After a long day of sightseeing, visit Ford’s Garage, a car-themed restaurant that allows car geeks one more opportunity to look at car industry memorabilia while enjoying a nice meal. Dearborn is also a great base location for sports enthusiasts who want to attend sporting events in Detroit or visitors interested in learning more about the birthplace of Motown at the Motown Museum.
New London, Connecticut
The city of New London, Connecticut, is almost 400 years old, and because of that, it is always reinventing itself. Early settlers found prosperity in the whaling and oil industry. Today the city is an epicenter of marine manufacturing, ship and submarine building, and a regional arts and culture hub. Strategically placed within driving distance of Hartford, Connecticut; New York; Boston; and Providence, Rhode Island, the city is an affordable option for visitors who want to explore the area.
“When people come to New London, especially the waterfront, they are amazed to see how much activity is along the river,” said Felix Reyes, director of economic development and planning for the city.
The majority of America’s submarines are built in Groton, Connecticut, just across the Thames River from New London. The Submarine Force Library and Museum Association, home to the USS Nautilus, the nation’s first nuclear-powered submarine, is a must-visit.
People who love history will enjoy exploring Fort Trumbull State Park and Museum, which tells the story of the original fort built on that spot to protect the harbor from British attack, as well as the masonry fort that stands there today. They can also see the Coast Guard Eagle, a 295-foot-tall ship that makes its berth in the harbor. New London is also home to two world-class theaters — the Garde Arts Center and the Hygienic Art Theater — as well as the U.S. Coast Guard Academy.
New London is in the process of turning its downtown into a designated cultural arts district. The Hygienic, an outdoor amphitheater, is also home to artist studios. Downtown’s buildings, sidewalks and streets are covered in murals, and the area is full of street performers and live music.

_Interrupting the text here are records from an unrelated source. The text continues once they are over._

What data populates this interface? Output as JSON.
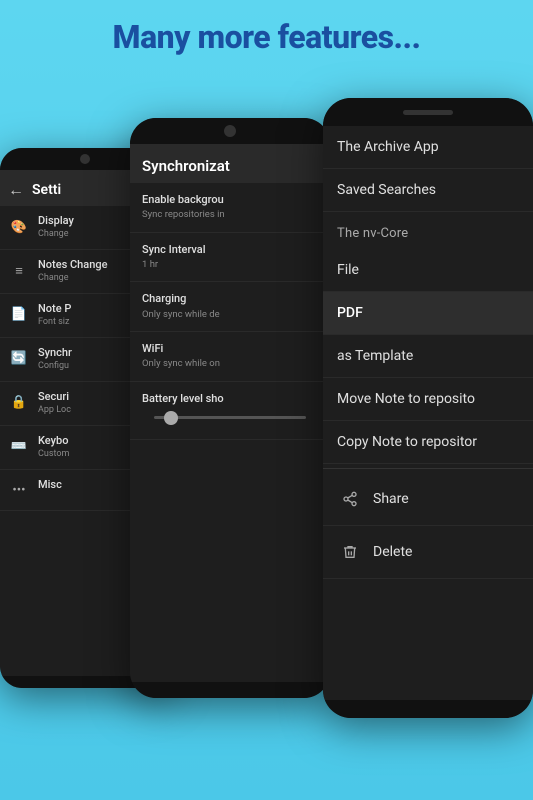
{
  "header": {
    "title": "Many more features..."
  },
  "phone_settings": {
    "title": "Setti",
    "back_label": "←",
    "items": [
      {
        "icon": "🎨",
        "label": "Display",
        "sub": "Change"
      },
      {
        "icon": "≡",
        "label": "Notes Change",
        "sub": "Change"
      },
      {
        "icon": "📄",
        "label": "Note P",
        "sub": "Font siz"
      },
      {
        "icon": "🔄",
        "label": "Synchr",
        "sub": "Configu"
      },
      {
        "icon": "🔒",
        "label": "Securi",
        "sub": "App Loc"
      },
      {
        "icon": "⌨️",
        "label": "Keybo",
        "sub": "Custom"
      },
      {
        "icon": "•••",
        "label": "Misc",
        "sub": ""
      }
    ]
  },
  "phone_sync": {
    "title": "Synchronizat",
    "items": [
      {
        "label": "Enable backgrou",
        "sub": "Sync repositories in"
      },
      {
        "label": "Sync Interval",
        "sub": "1 hr"
      },
      {
        "label": "Charging",
        "sub": "Only sync while de"
      },
      {
        "label": "WiFi",
        "sub": "Only sync while on"
      },
      {
        "label": "Battery level sho",
        "sub": ""
      }
    ]
  },
  "phone_menu": {
    "sections": [
      {
        "header": "",
        "items": [
          {
            "label": "The Archive App",
            "icon": "",
            "active": false
          },
          {
            "label": "Saved Searches",
            "icon": "",
            "active": false
          }
        ]
      },
      {
        "header": "The nv-Core",
        "items": [
          {
            "label": "File",
            "icon": "",
            "active": false
          },
          {
            "label": "PDF",
            "icon": "",
            "active": true
          },
          {
            "label": "as Template",
            "icon": "",
            "active": false
          },
          {
            "label": "Move Note to reposito",
            "icon": "",
            "active": false
          },
          {
            "label": "Copy Note to repositor",
            "icon": "",
            "active": false
          }
        ]
      },
      {
        "header": "",
        "items": [
          {
            "label": "Share",
            "icon": "share",
            "active": false
          },
          {
            "label": "Delete",
            "icon": "delete",
            "active": false
          }
        ]
      }
    ]
  }
}
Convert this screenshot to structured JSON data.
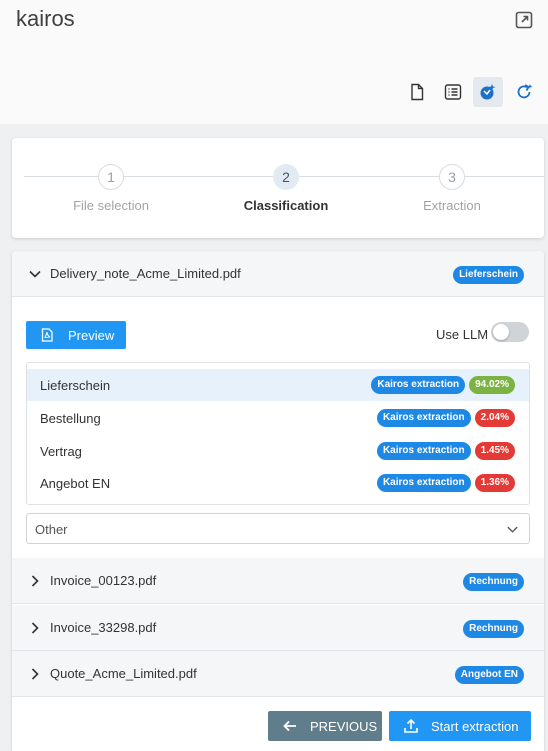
{
  "app": {
    "title": "kairos"
  },
  "toolbar": {
    "icons": [
      "document-icon",
      "list-icon",
      "classify-icon",
      "refresh-icon"
    ],
    "active": "classify-icon"
  },
  "stepper": {
    "steps": [
      {
        "number": "1",
        "label": "File selection"
      },
      {
        "number": "2",
        "label": "Classification"
      },
      {
        "number": "3",
        "label": "Extraction"
      }
    ],
    "active_step": 2
  },
  "files": [
    {
      "name": "Delivery_note_Acme_Limited.pdf",
      "badge": "Lieferschein",
      "expanded": true
    },
    {
      "name": "Invoice_00123.pdf",
      "badge": "Rechnung",
      "expanded": false
    },
    {
      "name": "Invoice_33298.pdf",
      "badge": "Rechnung",
      "expanded": false
    },
    {
      "name": "Quote_Acme_Limited.pdf",
      "badge": "Angebot EN",
      "expanded": false
    }
  ],
  "detail": {
    "preview_label": "Preview",
    "llm_label": "Use LLM",
    "use_llm": false,
    "classes": [
      {
        "name": "Lieferschein",
        "tag": "Kairos extraction",
        "score": "94.02%",
        "score_color": "#7cb342",
        "selected": true
      },
      {
        "name": "Bestellung",
        "tag": "Kairos extraction",
        "score": "2.04%",
        "score_color": "#e53935",
        "selected": false
      },
      {
        "name": "Vertrag",
        "tag": "Kairos extraction",
        "score": "1.45%",
        "score_color": "#e53935",
        "selected": false
      },
      {
        "name": "Angebot EN",
        "tag": "Kairos extraction",
        "score": "1.36%",
        "score_color": "#e53935",
        "selected": false
      }
    ],
    "other_select": "Other"
  },
  "actions": {
    "previous": "PREVIOUS",
    "start": "Start extraction"
  },
  "colors": {
    "primary": "#2196f3",
    "secondary": "#607d8b",
    "success": "#7cb342",
    "danger": "#e53935"
  }
}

Beach lovers should spend at least one day at Ocean Beach Park, which has a boardwalk, arcades and other forms of family entertainment.